■ TASK INSTRUCTIONS ■
Every entry below should be written out again exactly.

■ MATERIAL FOR THIS TASK ■
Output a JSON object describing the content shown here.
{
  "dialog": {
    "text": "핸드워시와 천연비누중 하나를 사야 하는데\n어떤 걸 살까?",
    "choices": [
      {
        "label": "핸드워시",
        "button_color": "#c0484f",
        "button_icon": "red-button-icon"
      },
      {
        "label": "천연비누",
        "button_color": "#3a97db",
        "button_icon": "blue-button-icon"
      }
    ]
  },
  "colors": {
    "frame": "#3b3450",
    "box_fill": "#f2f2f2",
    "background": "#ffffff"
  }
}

■ ANSWER FOR THE TASK ■
Output a JSON object describing the content shown here.
{
  "dialog": {
    "text": "핸드워시와 천연비누중 하나를 사야 하는데\n어떤 걸 살까?",
    "choices": [
      {
        "label": "핸드워시",
        "button_color": "#c0484f",
        "button_icon": "red-button-icon"
      },
      {
        "label": "천연비누",
        "button_color": "#3a97db",
        "button_icon": "blue-button-icon"
      }
    ]
  },
  "colors": {
    "frame": "#3b3450",
    "box_fill": "#f2f2f2",
    "background": "#ffffff"
  }
}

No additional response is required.